Some 60 percent of carbon dioxide emissions from cement production come from the calcining process, when we produce the intermediate product clincer. The remaining 40 percent of emissions come from the combustion of fuels used to produce heat during the production process.
The carbon footprint from the production of both concrete and aggregates is relatively small compared to that for cement production and relates primarily to transportation and energy use during production.
Direct CO2 emissions = CO2 from fuels and raw material (Business Line Cement only)
Direct CO2 emissions; kg CO2 per ton cement
We have formulated a zero vision for CO2 emissions over the product’s life cycle. It requires actions in five areas:
- Energy efficiency
- Using biomass as energy
- New cement types
- Carbon capture and storage (CCS)
1. Energy efficiency
We are continuously improving our energy efficiency step by step by replacing old machines, improving processes and optimizing production.
2. Using biomass as energy
As part of our work to replace coal with alternative fuel sources, we strive to increase the amount of biomass in our fuel mix. In Northern Europe we have total of 19 % biomass in our fuel. Our best plans in Slite and Brevik has 23 % of biomass in its fuel mix. The main sources of biomass are woodchips, paper, textiles and animal meal.

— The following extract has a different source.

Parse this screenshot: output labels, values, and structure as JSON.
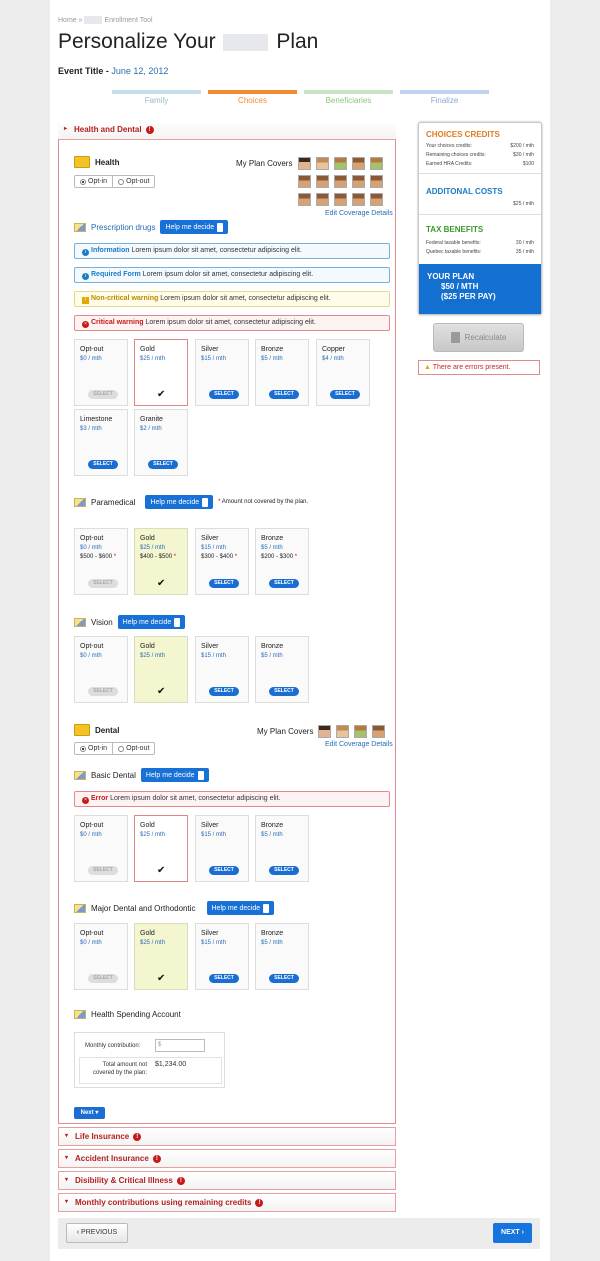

3. New cement types
Clinker is an intermediate product in the cement production. The clinker is grinded to produce cement. By replacing parts of the clinker with other products, we lower the carbon footprint of the cement. The main replacement material is fly ash, which is a waste product of coal-fired power plants. Lime and slag which are both waste products from the iron industry, are also used to reduce the clinker content. Our cement has an average clinker content of 83 %.
4. Carbon capture and storage (CCS)
A world-first project for carbon capture within the cement industry has been underway at our plant in Brevik, since 2013. Four technologies have been tested with good results. A feasibility study with the aim of establishing a framework for a full-scale carbon capture facility will be run in 2016. The project and the study are government funded and are managed in cooperation with the European Cement Research Academy (ECRA).
Hardened concrete absorbs CO₂ through a slow process called carbonation. This process continues even after the concrete products many years of use. If used concrete is crushed down, the speed of the carbonation can be further increased. Calculations show that concrete constructions in Sweden and Norway absorb 500,000 tonnes of CO₂ per year.
We produce large volumes of products, and transporting these is a source of carbon emissions. We aim to use sea transport wherever possible especially for cement and aggregate deliveries. Ready-mixed concrete and concrete elements are mainly transported by road.
Development of new concrete mixes with a lower carbon footprint is based both on new cement types as well as optimizing the concrete mix. It is possible to produce carbon with as much as 50% reduction in CO₂ footprint compared to standard European concrete. In Norway, low-carbon concrete products have their own standardization.
Comment: KPIs regarding NOx and SOx emissions will be added in August 2016.